Study: Bees using manmade materials to build nests

Megachile rotundata, an alfalfa leafcutting bee. (Photo by Peggy Greb / USDA Agricultural Research Service)
Megachile rotundata, an alfalfa leafcutting bee. (Photo by Peggy Greb / USDA Agricultural Research Service)
It’s no excuse to litter, but a new study has found that some bees use bits of plastic bags and plastic building materials to construct their nests. It’s an important discovery because it shows bees’ resourcefulness and flexibility in adapting to a human-dominated world, says Scott MacIvor, the study’s lead author. “Plastic waste pervades the global landscape,” said MacIvor. Although researchers have shown adverse impacts of the material on species and the ecosystem, few scientists have observed insects adapting to a plastic-rich environment, he said.

Figuring out that the bees were using plastics in place of natural materials took some detective work by Andrew Moore, of the University of Guelph, in Ontario, Canada. Moore analyzed a grey “goo” that MacIvor discovered in the nests of one kind of bee, Megachile campanulae, which uses plant resins to build its nests, “Scott thought it might be chewing gum originally,” Moore said. Turns out that M. campanulae was occasionally replacing plant resins with polyurethane-based exterior building sealant, such as caulking, in its brood cells–created in a nest to rear larva.

The researchers also discovered another kind of bee, Megachile rotundata, an alfalfa leafcutter, was using pieces of polyethylene-based plastic bags to construct its brood cells. The glossy plastic replaced almost one-quarter of the cut leaves normally used to build each cell.

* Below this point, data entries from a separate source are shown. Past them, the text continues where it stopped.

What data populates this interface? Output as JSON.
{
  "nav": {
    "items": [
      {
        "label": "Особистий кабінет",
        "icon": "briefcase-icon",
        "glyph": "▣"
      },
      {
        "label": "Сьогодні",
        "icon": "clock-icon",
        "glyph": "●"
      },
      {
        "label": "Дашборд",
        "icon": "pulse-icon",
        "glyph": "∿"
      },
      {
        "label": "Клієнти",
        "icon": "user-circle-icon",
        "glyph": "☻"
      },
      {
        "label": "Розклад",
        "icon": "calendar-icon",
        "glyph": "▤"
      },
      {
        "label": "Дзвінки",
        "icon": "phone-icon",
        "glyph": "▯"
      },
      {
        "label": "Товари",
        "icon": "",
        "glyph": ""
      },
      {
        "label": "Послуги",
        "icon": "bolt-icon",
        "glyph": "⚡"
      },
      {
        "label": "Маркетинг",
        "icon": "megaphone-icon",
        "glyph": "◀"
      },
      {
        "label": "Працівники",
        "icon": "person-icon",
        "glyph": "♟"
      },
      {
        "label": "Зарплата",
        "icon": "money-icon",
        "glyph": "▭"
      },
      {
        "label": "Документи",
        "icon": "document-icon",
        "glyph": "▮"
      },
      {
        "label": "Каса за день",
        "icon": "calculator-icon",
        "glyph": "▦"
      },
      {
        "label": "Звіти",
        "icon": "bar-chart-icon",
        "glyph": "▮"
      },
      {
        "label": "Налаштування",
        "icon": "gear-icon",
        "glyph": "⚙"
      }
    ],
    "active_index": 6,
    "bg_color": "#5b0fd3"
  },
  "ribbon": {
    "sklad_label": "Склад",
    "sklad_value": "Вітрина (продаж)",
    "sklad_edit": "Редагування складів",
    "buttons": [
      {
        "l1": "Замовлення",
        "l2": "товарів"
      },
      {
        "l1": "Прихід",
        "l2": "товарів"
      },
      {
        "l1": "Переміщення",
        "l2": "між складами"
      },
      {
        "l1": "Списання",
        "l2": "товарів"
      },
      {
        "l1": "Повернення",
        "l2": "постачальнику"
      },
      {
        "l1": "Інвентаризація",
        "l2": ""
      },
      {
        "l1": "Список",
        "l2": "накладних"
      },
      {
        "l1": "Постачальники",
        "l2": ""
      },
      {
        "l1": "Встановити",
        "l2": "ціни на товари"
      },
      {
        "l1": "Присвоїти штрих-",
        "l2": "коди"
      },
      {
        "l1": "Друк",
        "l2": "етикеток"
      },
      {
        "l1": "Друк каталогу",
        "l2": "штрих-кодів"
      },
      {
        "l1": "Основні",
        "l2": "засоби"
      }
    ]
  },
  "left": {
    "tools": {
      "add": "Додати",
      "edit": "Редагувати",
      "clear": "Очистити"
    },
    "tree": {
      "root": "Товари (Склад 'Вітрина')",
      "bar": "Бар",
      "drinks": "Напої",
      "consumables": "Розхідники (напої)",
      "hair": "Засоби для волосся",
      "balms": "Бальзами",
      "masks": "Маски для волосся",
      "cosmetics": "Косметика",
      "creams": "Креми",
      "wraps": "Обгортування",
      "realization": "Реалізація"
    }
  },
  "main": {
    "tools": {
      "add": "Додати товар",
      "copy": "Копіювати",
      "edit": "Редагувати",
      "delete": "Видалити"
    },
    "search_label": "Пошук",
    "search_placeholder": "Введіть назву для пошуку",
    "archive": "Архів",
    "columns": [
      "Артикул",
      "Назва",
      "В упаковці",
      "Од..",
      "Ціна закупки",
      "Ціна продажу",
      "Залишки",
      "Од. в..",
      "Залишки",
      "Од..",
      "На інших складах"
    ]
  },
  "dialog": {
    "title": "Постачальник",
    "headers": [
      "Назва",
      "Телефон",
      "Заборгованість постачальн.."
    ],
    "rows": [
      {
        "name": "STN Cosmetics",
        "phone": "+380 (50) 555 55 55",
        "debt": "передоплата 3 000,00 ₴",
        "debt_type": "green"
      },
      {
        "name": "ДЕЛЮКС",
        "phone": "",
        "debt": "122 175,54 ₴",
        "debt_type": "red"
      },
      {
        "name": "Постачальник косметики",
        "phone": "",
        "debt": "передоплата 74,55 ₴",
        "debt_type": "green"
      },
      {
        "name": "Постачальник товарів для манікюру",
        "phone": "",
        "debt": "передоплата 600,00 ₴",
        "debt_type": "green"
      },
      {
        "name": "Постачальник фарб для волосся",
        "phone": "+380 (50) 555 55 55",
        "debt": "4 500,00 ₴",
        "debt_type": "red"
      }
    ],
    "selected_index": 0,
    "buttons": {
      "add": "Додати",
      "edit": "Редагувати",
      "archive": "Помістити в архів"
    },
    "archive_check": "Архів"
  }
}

Markings showed that the bees chewed the plastic differently than they did leaves, suggesting that the insects had not incidentally collected plastic. Nor were leaves hard to find for the bees in the study. “The plastic materials had been gathered by the bees, and then worked — chewed up and spit out like gum — to form something new that they could use,” Moore said.

“The novel use of plastics in the nests of bees could reflect the ecologically adaptive traits necessary for survival in an increasingly human-dominated environment,” MacIvor said.


SOURCES: Press Release